Local school officials around the state are reacting to new education progress reports. The College and Career Ready Performance Index released this week is Georgia's new measure of how schools are faring. A school official in Savannah-Chatham County says the numbers paint a better picture than the old standard of Adequate Yearly Progress.
Gov. Nathan Deal says Georgia will join a host of other states in seeking a waiver to the federal No Child Left Behind law. Deal says Georgia education officials are working on a new accountability system that would look at student growth, Advanced Placement scores, SAT scores and attendance, among other measures.
A long-underperforming Savannah high school appears to be making good on its federal turnaround money. Beach High School hasn't met academic standards for Adequate Yearly Progress since the No Child Left Behind Law was passed nine years ago. Based on test results, though, officials say, they believe Beach will make AYP for the first time ever.

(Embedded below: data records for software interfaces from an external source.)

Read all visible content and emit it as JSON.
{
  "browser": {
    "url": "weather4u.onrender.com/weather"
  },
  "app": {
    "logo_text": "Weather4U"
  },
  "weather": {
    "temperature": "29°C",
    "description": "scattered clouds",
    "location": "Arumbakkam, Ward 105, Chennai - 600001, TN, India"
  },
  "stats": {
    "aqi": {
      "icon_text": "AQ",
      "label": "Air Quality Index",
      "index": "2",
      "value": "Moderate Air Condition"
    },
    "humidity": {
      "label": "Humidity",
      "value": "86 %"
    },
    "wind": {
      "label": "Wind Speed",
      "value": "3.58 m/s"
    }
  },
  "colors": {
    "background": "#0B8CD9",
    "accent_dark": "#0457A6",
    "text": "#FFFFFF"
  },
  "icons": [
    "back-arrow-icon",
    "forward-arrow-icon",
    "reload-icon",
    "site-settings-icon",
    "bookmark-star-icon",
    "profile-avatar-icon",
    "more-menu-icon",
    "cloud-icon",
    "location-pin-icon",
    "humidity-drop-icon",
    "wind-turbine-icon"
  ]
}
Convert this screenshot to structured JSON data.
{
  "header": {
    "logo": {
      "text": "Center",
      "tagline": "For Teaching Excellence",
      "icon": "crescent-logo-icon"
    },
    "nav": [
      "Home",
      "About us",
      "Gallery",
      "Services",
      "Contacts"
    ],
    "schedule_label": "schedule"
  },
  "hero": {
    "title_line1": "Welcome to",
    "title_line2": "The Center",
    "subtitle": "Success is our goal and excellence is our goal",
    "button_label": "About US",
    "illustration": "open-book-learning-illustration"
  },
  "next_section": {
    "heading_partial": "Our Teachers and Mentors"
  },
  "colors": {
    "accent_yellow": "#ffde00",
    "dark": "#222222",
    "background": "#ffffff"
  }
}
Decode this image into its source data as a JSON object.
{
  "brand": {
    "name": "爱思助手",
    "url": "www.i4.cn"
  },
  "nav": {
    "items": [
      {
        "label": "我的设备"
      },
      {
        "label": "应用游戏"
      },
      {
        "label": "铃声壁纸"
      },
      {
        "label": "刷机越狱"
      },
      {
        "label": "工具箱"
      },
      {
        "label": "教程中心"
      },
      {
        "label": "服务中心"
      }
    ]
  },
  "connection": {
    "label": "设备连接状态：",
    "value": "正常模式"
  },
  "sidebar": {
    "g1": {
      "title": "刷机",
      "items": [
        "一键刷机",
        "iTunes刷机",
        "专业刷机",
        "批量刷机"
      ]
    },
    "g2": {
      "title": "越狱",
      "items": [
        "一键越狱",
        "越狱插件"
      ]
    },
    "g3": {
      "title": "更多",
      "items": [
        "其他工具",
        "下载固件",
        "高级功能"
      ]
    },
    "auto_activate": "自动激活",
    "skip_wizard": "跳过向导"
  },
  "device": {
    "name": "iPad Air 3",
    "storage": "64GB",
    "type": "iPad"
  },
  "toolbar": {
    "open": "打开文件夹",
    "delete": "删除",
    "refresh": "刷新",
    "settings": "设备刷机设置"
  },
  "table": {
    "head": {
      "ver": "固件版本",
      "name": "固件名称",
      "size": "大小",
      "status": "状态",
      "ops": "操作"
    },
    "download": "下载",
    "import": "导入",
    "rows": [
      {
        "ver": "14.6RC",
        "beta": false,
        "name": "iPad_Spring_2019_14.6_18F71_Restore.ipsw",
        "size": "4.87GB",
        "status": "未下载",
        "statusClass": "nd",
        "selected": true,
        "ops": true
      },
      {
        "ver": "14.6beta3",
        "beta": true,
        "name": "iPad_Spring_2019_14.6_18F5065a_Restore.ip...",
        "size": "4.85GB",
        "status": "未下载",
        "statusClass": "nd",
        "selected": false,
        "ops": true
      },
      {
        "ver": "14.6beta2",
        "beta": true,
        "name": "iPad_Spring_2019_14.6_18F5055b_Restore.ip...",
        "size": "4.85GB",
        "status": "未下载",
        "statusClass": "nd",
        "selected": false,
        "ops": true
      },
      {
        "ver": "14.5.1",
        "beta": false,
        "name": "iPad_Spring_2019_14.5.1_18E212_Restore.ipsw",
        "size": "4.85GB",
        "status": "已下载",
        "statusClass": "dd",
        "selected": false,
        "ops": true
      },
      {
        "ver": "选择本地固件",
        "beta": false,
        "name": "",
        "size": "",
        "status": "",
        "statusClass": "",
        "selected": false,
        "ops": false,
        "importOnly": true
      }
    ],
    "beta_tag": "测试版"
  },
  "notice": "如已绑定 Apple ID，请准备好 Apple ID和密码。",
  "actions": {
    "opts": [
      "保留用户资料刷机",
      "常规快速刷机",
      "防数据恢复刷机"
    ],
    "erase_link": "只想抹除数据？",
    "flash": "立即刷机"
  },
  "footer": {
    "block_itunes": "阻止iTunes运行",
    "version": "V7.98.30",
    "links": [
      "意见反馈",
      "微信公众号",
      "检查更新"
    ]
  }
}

Many Georgia schools today are reacting to news that they did not meet Adequate Yearly Progress required under Federal No Child Left Behind standards. Not a single high school in the Rome area of northwest Georgia made the mark.